#### [Work required]
Where the records below have a line with "true", that line is to be copied.

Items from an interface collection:
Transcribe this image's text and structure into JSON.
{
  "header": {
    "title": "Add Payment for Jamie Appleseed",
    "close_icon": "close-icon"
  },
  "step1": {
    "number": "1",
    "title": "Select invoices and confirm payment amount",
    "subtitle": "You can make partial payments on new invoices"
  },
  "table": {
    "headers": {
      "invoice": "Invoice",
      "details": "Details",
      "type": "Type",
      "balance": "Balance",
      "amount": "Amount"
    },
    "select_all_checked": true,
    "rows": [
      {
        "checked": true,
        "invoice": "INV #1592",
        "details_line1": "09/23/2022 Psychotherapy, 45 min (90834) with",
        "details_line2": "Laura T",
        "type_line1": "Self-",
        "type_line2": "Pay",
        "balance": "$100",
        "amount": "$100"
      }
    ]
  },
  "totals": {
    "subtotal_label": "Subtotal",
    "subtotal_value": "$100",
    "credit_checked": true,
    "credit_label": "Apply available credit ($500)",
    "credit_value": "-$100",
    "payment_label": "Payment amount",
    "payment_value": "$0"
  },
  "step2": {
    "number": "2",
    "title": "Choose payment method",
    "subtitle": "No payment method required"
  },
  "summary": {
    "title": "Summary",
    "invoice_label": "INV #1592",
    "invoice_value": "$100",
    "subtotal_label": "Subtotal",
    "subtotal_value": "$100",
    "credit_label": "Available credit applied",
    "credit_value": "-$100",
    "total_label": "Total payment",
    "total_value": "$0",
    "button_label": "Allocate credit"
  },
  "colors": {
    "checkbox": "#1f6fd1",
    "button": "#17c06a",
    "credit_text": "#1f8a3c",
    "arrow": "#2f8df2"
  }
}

#### [Written solution]
    "select_all_checked": true,
        "checked": true,
    "credit_checked": true,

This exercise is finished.